The FCC is looking into what happened to communication systems in the Northeast, mid-Atlantic and central states during and after the recent “Derecho” storm in early July. It’s now asking for public input on damage to communication systems in the wake of the storm.
The timing, though unrelated, comes on the eve of a meeting at the FCC between broadcast and wireless industry representatives to discuss the issue of activating and embedding FM chips in cellphones and mobile devices. Broadcasters have been citing safety issues as one reason for the wireless industry to voluntarily include radio receiver chips in devices.
The storm, with little notice, brought hurricane-force winds in some areas, downing trees and power lines as well as affecting phone communication. Millions of people lost electrical power for periods ranging from a few hours to over a week in the middle of a heat wave.
The commission notes the storm had a significant adverse affect on communications services generally and 9-1-1 facilities particularly. “From isolated breakdowns in Ohio, Kentucky, Indiana, and Pennsylvania, to systemic failures in northern Virginia and West Virginia, it appears that a significant number of 9-1-1 systems and services were partially or completely down for several days,” sates the agency in its notice.
It appears multiple access technologies were affected, including traditional phone networks, broadband networks and wireless networks, according to the commission, which says its Public Safety & Homeland Security Bureau coordinated with FEMA to grant special emergency authorization to power crews to use certain frequencies for service restoration in several areas.
The commission’s Operations Center obtained information on communications outages related to 9-1-1 centers, broadcast stations and public safety communications systems that it shared with FEMA. Information on outages also came through the commission’s mandatory Network Outage Reporting System and voluntary Disaster Information Reporting System.
Information related to the storm is still coming in and the agency is assessing that, however the FCC wants to expand its review by broadening who can contribute information, and focusing directly on the “Derecho” storm as well as information on the resiliency and reliability of communications after other natural disasters. Derecho is a term referring to unusually high-speed winds, up to hurricane force.

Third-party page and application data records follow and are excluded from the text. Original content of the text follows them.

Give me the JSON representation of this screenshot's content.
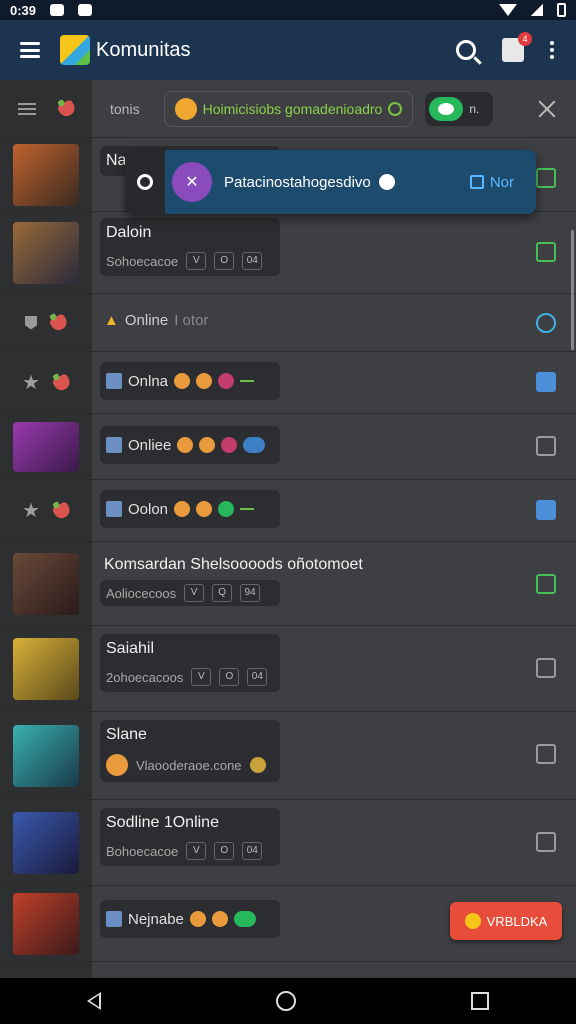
{
  "status_bar": {
    "time": "0:39"
  },
  "app_bar": {
    "title": "Komunitas",
    "notification_count": "4"
  },
  "filter_bar": {
    "label": "tonis",
    "chip_text": "Hoimicisiobs gomadenioadro",
    "toggle_text": "n."
  },
  "popup": {
    "text": "Patacinostahogesdivo",
    "action_label": "Nor"
  },
  "rows": [
    {
      "title": "Nar",
      "sub": "",
      "thumb": "#a0502a"
    },
    {
      "title": "Daloin",
      "sub": "Sohoecacoe",
      "buttons": [
        "V",
        "O",
        "04"
      ],
      "thumb": "#7a5a3a"
    },
    {
      "title": "Online",
      "subtitle_tail": "I otor"
    },
    {
      "title": "Onlna"
    },
    {
      "title": "Onliee",
      "thumb": "#7a2fa0"
    },
    {
      "title": "Oolon"
    },
    {
      "title": "Komsardan Shelsoooods oñotomoet",
      "sub": "Aoliocecoos",
      "buttons": [
        "V",
        "Q",
        "94"
      ],
      "thumb": "#5a3a2a"
    },
    {
      "title": "Saiahil",
      "sub": "2ohoecacoos",
      "buttons": [
        "V",
        "O",
        "04"
      ],
      "thumb": "#c9a23a"
    },
    {
      "title": "Slane",
      "sub": "Vlaooderaoe.cone",
      "thumb": "#3a8a8a"
    },
    {
      "title": "Sodline 1Online",
      "sub": "Bohoecacoe",
      "buttons": [
        "V",
        "O",
        "04"
      ],
      "thumb": "#2a4a8a"
    },
    {
      "title": "Nejnabe",
      "thumb": "#a03a3a"
    }
  ],
  "fab": {
    "label": "VRBLDKA"
  }
}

In a Notice of Inquiry released this April regarding the resiliency and reliability of the nation’s communications infrastructure, including broadband technologies, the FCC also focused on 9-1-1-, saying: “[p]eople dialing 9-1-1, whether using legacy or broadband-based networks, must be able to reach emergency personnel for assistance; and when networks dedicated to public safety become unavailable, first responders must have access to commercial communications, including broadband technologies, to coordinate their rescue and recovery efforts.”
Comments to PS Docket 11-60 are due Aug. 17.